- **What to do**: Scan the lines below for the word "Stream". Copy each line you find it in.

─── Recorded data

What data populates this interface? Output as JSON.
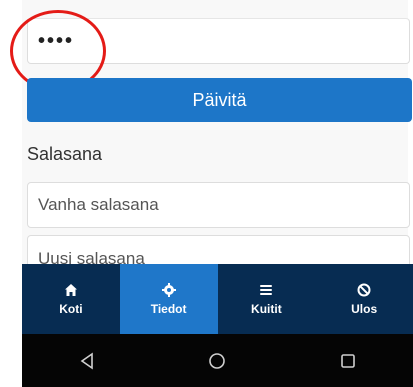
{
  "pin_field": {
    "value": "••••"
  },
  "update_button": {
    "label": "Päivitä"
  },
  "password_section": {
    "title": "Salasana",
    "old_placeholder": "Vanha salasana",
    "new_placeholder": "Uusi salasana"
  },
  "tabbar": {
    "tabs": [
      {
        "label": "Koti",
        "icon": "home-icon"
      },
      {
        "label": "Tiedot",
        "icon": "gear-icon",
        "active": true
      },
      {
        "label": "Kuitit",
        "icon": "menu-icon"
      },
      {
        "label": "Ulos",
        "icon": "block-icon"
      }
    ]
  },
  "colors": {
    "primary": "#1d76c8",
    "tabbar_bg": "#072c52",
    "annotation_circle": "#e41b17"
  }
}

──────
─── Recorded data

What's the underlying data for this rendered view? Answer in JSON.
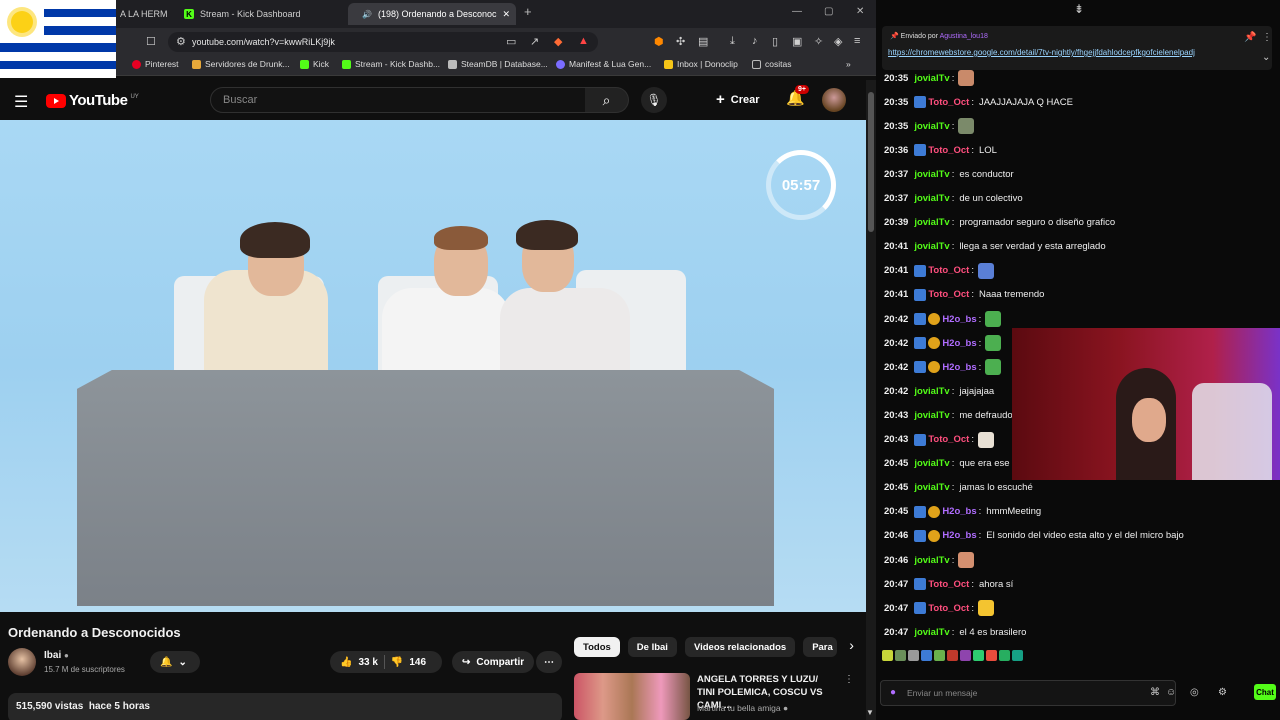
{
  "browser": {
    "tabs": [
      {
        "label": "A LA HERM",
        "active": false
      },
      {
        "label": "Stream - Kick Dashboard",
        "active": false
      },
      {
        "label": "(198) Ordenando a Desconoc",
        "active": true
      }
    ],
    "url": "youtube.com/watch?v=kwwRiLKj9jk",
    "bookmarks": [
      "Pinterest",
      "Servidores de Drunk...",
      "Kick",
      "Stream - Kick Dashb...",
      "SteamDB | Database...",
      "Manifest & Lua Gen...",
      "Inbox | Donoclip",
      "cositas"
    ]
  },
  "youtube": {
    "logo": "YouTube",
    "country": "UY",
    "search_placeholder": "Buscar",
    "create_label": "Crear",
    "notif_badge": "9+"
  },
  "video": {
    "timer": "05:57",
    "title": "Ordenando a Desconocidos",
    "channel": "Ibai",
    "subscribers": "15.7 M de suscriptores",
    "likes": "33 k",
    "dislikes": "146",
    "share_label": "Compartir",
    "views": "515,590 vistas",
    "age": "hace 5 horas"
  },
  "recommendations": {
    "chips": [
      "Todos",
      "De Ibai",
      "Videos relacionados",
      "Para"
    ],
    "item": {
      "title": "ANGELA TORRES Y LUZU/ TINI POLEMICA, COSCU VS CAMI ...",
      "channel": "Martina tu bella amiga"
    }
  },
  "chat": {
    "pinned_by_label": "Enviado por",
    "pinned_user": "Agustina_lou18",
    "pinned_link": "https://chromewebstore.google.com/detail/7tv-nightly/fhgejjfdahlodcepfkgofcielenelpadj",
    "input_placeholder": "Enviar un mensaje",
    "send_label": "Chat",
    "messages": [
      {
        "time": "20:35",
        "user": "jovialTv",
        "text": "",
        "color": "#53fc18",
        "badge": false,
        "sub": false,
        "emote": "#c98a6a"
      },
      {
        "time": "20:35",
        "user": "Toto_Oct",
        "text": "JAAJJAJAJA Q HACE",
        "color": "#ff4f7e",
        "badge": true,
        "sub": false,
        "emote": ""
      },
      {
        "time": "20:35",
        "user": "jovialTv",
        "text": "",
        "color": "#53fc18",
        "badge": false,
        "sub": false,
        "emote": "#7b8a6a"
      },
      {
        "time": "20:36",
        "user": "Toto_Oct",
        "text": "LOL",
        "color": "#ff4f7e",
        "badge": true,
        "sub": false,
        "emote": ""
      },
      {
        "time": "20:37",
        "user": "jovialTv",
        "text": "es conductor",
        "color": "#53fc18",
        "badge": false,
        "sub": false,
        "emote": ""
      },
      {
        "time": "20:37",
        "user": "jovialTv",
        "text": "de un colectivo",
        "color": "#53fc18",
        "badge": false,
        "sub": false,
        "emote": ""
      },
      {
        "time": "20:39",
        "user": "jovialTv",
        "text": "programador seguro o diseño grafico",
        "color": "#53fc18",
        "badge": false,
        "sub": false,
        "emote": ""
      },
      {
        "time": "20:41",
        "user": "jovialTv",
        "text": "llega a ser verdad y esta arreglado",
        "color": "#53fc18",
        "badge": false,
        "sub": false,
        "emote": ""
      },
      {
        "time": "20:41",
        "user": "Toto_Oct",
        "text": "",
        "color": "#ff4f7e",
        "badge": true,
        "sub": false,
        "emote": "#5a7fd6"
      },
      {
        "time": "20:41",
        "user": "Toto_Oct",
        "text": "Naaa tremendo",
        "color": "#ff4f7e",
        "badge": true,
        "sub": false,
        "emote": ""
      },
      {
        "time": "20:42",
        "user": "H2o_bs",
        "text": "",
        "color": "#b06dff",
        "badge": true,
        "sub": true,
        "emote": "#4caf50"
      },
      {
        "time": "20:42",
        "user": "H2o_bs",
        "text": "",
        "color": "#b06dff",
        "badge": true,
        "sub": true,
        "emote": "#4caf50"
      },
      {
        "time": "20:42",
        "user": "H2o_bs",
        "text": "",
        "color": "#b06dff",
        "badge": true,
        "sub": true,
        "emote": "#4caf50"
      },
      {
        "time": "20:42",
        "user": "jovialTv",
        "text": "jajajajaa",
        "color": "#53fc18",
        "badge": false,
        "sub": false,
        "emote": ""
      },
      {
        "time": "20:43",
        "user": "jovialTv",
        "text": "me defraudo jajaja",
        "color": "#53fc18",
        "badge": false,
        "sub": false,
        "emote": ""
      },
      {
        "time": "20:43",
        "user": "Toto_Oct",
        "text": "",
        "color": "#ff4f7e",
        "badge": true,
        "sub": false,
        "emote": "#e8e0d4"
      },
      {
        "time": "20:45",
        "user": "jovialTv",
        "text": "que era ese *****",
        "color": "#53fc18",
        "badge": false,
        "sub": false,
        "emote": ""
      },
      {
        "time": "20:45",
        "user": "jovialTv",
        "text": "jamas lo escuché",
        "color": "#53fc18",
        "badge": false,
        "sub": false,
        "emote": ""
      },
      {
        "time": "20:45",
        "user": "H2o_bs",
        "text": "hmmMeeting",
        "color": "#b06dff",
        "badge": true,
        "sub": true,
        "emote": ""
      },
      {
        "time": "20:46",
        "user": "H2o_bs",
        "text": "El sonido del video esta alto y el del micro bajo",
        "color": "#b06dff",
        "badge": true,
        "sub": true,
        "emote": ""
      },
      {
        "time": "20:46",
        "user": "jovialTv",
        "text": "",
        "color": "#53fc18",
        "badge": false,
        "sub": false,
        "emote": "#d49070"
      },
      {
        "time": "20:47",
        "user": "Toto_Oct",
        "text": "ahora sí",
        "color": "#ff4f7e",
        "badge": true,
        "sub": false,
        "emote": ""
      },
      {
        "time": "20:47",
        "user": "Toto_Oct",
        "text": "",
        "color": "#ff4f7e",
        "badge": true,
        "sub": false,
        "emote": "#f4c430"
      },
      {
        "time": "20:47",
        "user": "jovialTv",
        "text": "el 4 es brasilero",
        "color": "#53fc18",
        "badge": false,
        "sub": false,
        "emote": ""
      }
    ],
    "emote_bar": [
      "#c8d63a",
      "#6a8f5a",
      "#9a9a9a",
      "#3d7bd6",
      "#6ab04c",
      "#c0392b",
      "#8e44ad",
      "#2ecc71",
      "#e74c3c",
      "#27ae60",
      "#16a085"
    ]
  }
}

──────

- **Task solution**:
        "label": "Stream - Kick Dashboard",
      "Stream - Kick Dashb...",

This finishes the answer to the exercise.